Wednesday, September 26, 2018

Where Are They Now?

Ken was a cool kid, a jock. He had a nonchalant bearing that I envied, that I knew I could never replicate. It’s as if he was incapable of ever appearing awkward, and yet was utterly unconcerned with not appearing awkward. These paradoxical characteristics were not in tension. They potentiated each other.

To this day when I’m in the kitchen late at night, all alone, trying to wrestle the recycling bag full of old newspapers out of the plastic can, and failing miserably, instead lifting both the stuck bag and the can by the drawstrings of the bag, I think to myself: Ken would never look like this.

One day in science class we were all sitting cross-legged on our tables to view a demonstration Mr. Pinkston was giving of a dissected frog. Except for Ken. He was lying flat on his back.

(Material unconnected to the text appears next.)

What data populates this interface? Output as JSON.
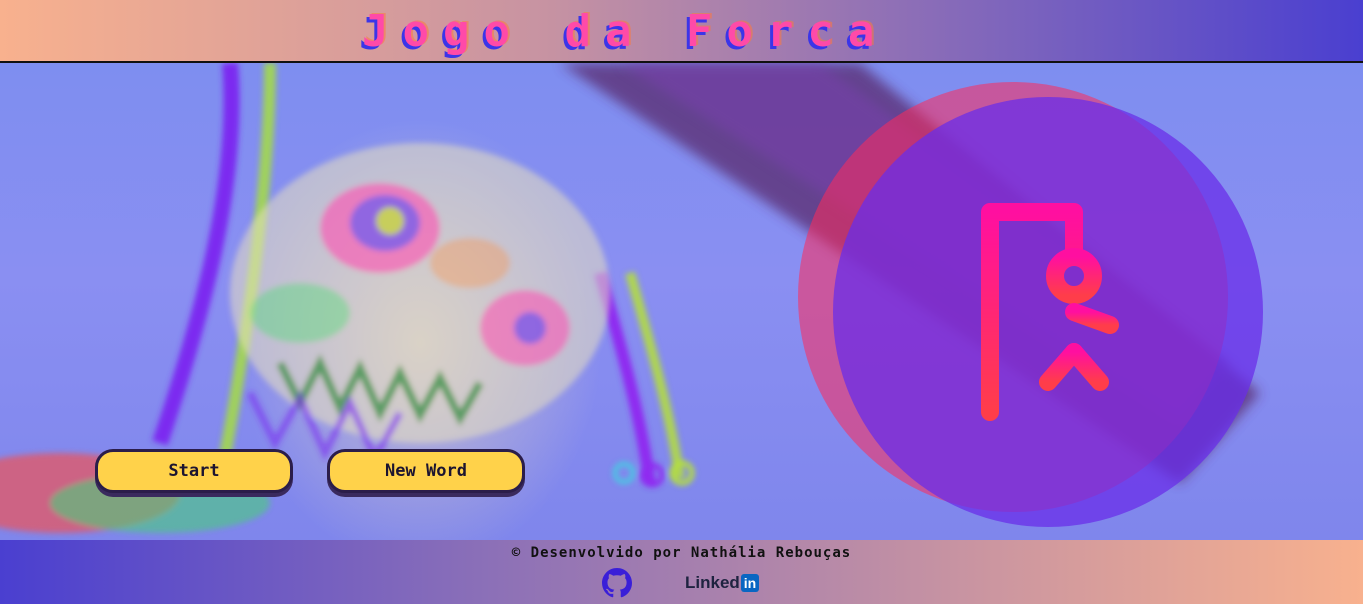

Mr. Pinkston had been a military man and liked to bark like a drill sergeant.

“Ken!” he shouted.

Ken lifted his head drowsily and rested on his elbows, a little sheepish. Somehow this flash of self-consciousness did not appear self-conscious. It appeared calculated—and it appeared not calculated at all.

Mr. Pinkston asked Ken what part of the frog’s anatomy we were presently discussing and by some miracle, or obviously, Ken provided the correct response.

“It seems to me, Ken,” Mr. Pinkston declared, “that you do some of your best thinking in the reclining position.”

We all laughed. Ken laughed. I laughed. All I could think was: Did Mr. Pinkston just make a joke about Ken getting laid? We were twelve years old, maybe thirteen. But if anyone was getting laid it was Ken.

Some time later Mr. Pinkston was fired for groping a student.

Ken spent the rest of his life skiing in a rich and secluded Rocky Mountain resort town.

Or so I heard.

Wednesday, September 19, 2018

The Enterprise - 57

It took me hundreds of elevator trips to realize. I’d share a ride up with a dad and his twelve-year-old son, wide-eyed, beside himself with anticipation. The door would open on the third floor and the boy would race into what appeared to be a harshly lit, rundown showroom. I’d glimpse paunchy men in their fifties chatting up customers over display cases that ran along the perimeter. I perceived the scene as less than ordinary. I was on my way to the floor above.

Finally I heard the word. Don’t you know what that is down there? No. That place downstairs? It’s a magic shop.

Turns out people came from all over the world to see the place. It was one of those old-timey New York things that you can’t believe is still around, like the watch repair guys above Grand Central, the bric-a-brac dealers on Canal, the peking duck places with the white tablecloths. And yet there it was the whole time, unchanged since 1937 or 1951 or whenever the fuck. Same old magic guys shooting the shit with each other, blowing kids’ minds with the same old tricks.

We went down there one time to have a look around, me and Steve and a couple others. It was exactly what you’d expect it to be. A place where you could buy a pop-out snake or a top hat with a false bottom. It was utterly unmysterious.

I had a feeling it would be there long after we were gone.

Monday, September 17, 2018

The Enterprise - 56

In my dream Bill was still in charge of the office out west, all these years later. The place was dilapidated now, the chairs ratty, computer parts and cables disordered everywhere.

But he was still running the Product. And some of the French guys were still around, tweaking the algorithms. Their determination was poignant—heroic, even. Still there was no plan. No viable path to profitability. But there was hope.

And I wanted to help. I wished I could help.

Saturday, September 15, 2018

The requisite guys in windbreakers doing reports from the hurricane, the sea at night behind them, waves coming in ominously fast.

Breaking news.

Thursday, September 13, 2018

There was a young man seated on the bench in the middle of the Seventh Avenue platform, perfectly still, gazing in my direction. There was something on his forehead, a kind of starburst pattern radiating down. I thought it had to be makeup, a tattoo, something deliberate. As I approached I saw that it was blood—dark, drying, oozed from an unseen wound.

He made no sounds, not of pain nor anguish, nor anger, nor despair. An MTA employee stood guard beside him, also still, unconcerned, maybe just waiting for someone else to come. I glanced around for telltale objects—a weapon, debris, a skateboard. There was nothing.

What happened? I wondered as I walked away.

Monday, September 10, 2018

A man steps out of the post office into the rain and brusquely opens his umbrella.

The crossing guard stands in the middle of the avenue in his garish yellow rainsuit, doing nothing. Until the light’s about to change and he wanders to the corner yet again.